> **RECORDS SUPPLIED**

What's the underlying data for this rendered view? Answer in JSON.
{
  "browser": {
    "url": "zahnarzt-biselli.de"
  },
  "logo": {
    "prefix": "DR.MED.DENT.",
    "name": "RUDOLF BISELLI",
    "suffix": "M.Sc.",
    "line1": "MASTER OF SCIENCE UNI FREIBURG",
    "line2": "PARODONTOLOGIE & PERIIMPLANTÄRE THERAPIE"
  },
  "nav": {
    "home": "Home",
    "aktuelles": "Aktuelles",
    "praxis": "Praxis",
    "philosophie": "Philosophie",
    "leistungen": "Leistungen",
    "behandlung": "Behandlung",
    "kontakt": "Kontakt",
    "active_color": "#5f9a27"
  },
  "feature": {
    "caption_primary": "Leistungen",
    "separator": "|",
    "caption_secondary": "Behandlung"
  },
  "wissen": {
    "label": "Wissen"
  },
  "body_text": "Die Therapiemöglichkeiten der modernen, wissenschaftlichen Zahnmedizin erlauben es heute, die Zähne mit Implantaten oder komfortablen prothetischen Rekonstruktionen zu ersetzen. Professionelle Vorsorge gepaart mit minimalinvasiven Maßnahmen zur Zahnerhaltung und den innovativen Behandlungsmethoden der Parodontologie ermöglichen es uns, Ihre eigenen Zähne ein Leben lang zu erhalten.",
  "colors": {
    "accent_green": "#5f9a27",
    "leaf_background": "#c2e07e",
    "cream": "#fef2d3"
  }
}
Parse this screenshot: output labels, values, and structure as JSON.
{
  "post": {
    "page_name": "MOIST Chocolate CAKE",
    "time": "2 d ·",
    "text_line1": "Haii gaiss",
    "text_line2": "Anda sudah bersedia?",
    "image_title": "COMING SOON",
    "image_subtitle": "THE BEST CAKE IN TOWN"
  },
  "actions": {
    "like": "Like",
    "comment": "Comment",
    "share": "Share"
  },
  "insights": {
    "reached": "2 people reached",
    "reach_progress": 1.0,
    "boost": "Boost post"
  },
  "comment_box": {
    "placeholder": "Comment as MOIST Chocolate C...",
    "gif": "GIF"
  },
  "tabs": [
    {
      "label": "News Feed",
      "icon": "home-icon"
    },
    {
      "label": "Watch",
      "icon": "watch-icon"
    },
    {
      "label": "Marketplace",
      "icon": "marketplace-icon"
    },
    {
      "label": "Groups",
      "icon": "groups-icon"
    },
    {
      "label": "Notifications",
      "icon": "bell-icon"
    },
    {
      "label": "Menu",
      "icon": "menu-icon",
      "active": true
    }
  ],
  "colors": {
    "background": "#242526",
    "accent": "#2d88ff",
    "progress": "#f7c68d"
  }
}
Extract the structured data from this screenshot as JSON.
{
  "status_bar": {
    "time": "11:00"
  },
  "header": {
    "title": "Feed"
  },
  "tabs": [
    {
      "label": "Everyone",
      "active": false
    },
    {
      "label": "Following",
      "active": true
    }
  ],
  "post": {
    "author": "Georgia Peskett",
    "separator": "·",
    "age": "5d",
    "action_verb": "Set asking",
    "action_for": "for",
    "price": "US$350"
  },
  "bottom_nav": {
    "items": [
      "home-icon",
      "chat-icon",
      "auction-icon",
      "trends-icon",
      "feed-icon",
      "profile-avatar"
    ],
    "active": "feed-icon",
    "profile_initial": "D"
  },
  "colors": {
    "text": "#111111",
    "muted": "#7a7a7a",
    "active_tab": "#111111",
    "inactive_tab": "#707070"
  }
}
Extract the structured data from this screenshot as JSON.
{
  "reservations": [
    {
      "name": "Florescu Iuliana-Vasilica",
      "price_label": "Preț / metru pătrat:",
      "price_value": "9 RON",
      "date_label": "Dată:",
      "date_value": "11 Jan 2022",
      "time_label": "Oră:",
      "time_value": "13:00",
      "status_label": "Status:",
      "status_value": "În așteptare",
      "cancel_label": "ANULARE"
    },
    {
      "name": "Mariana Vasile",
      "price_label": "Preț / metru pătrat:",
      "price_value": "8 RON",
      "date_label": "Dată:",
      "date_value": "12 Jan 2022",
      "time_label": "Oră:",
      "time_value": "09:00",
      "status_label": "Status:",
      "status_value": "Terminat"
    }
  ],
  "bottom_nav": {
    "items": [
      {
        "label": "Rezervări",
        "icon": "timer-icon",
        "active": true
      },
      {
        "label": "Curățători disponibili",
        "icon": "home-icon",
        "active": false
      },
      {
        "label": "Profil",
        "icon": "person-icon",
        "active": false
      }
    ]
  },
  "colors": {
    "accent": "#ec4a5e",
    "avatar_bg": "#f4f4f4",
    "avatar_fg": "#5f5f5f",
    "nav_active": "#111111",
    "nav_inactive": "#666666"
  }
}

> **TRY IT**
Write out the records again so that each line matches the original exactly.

> **FINISHED TASK**
What's the underlying data for this rendered view? Answer in JSON.
{
  "browser": {
    "url": "zahnarzt-biselli.de"
  },
  "logo": {
    "prefix": "DR.MED.DENT.",
    "name": "RUDOLF BISELLI",
    "suffix": "M.Sc.",
    "line1": "MASTER OF SCIENCE UNI FREIBURG",
    "line2": "PARODONTOLOGIE & PERIIMPLANTÄRE THERAPIE"
  },
  "nav": {
    "home": "Home",
    "aktuelles": "Aktuelles",
    "praxis": "Praxis",
    "philosophie": "Philosophie",
    "leistungen": "Leistungen",
    "behandlung": "Behandlung",
    "kontakt": "Kontakt",
    "active_color": "#5f9a27"
  },
  "feature": {
    "caption_primary": "Leistungen",
    "separator": "|",
    "caption_secondary": "Behandlung"
  },
  "wissen": {
    "label": "Wissen"
  },
  "body_text": "Die Therapiemöglichkeiten der modernen, wissenschaftlichen Zahnmedizin erlauben es heute, die Zähne mit Implantaten oder komfortablen prothetischen Rekonstruktionen zu ersetzen. Professionelle Vorsorge gepaart mit minimalinvasiven Maßnahmen zur Zahnerhaltung und den innovativen Behandlungsmethoden der Parodontologie ermöglichen es uns, Ihre eigenen Zähne ein Leben lang zu erhalten.",
  "colors": {
    "accent_green": "#5f9a27",
    "leaf_background": "#c2e07e",
    "cream": "#fef2d3"
  }
}
Parse this screenshot: output labels, values, and structure as JSON.
{
  "post": {
    "page_name": "MOIST Chocolate CAKE",
    "time": "2 d ·",
    "text_line1": "Haii gaiss",
    "text_line2": "Anda sudah bersedia?",
    "image_title": "COMING SOON",
    "image_subtitle": "THE BEST CAKE IN TOWN"
  },
  "actions": {
    "like": "Like",
    "comment": "Comment",
    "share": "Share"
  },
  "insights": {
    "reached": "2 people reached",
    "reach_progress": 1.0,
    "boost": "Boost post"
  },
  "comment_box": {
    "placeholder": "Comment as MOIST Chocolate C...",
    "gif": "GIF"
  },
  "tabs": [
    {
      "label": "News Feed",
      "icon": "home-icon"
    },
    {
      "label": "Watch",
      "icon": "watch-icon"
    },
    {
      "label": "Marketplace",
      "icon": "marketplace-icon"
    },
    {
      "label": "Groups",
      "icon": "groups-icon"
    },
    {
      "label": "Notifications",
      "icon": "bell-icon"
    },
    {
      "label": "Menu",
      "icon": "menu-icon",
      "active": true
    }
  ],
  "colors": {
    "background": "#242526",
    "accent": "#2d88ff",
    "progress": "#f7c68d"
  }
}
Extract the structured data from this screenshot as JSON.
{
  "status_bar": {
    "time": "11:00"
  },
  "header": {
    "title": "Feed"
  },
  "tabs": [
    {
      "label": "Everyone",
      "active": false
    },
    {
      "label": "Following",
      "active": true
    }
  ],
  "post": {
    "author": "Georgia Peskett",
    "separator": "·",
    "age": "5d",
    "action_verb": "Set asking",
    "action_for": "for",
    "price": "US$350"
  },
  "bottom_nav": {
    "items": [
      "home-icon",
      "chat-icon",
      "auction-icon",
      "trends-icon",
      "feed-icon",
      "profile-avatar"
    ],
    "active": "feed-icon",
    "profile_initial": "D"
  },
  "colors": {
    "text": "#111111",
    "muted": "#7a7a7a",
    "active_tab": "#111111",
    "inactive_tab": "#707070"
  }
}
Extract the structured data from this screenshot as JSON.
{
  "reservations": [
    {
      "name": "Florescu Iuliana-Vasilica",
      "price_label": "Preț / metru pătrat:",
      "price_value": "9 RON",
      "date_label": "Dată:",
      "date_value": "11 Jan 2022",
      "time_label": "Oră:",
      "time_value": "13:00",
      "status_label": "Status:",
      "status_value": "În așteptare",
      "cancel_label": "ANULARE"
    },
    {
      "name": "Mariana Vasile",
      "price_label": "Preț / metru pătrat:",
      "price_value": "8 RON",
      "date_label": "Dată:",
      "date_value": "12 Jan 2022",
      "time_label": "Oră:",
      "time_value": "09:00",
      "status_label": "Status:",
      "status_value": "Terminat"
    }
  ],
  "bottom_nav": {
    "items": [
      {
        "label": "Rezervări",
        "icon": "timer-icon",
        "active": true
      },
      {
        "label": "Curățători disponibili",
        "icon": "home-icon",
        "active": false
      },
      {
        "label": "Profil",
        "icon": "person-icon",
        "active": false
      }
    ]
  },
  "colors": {
    "accent": "#ec4a5e",
    "avatar_bg": "#f4f4f4",
    "avatar_fg": "#5f5f5f",
    "nav_active": "#111111",
    "nav_inactive": "#666666"
  }
}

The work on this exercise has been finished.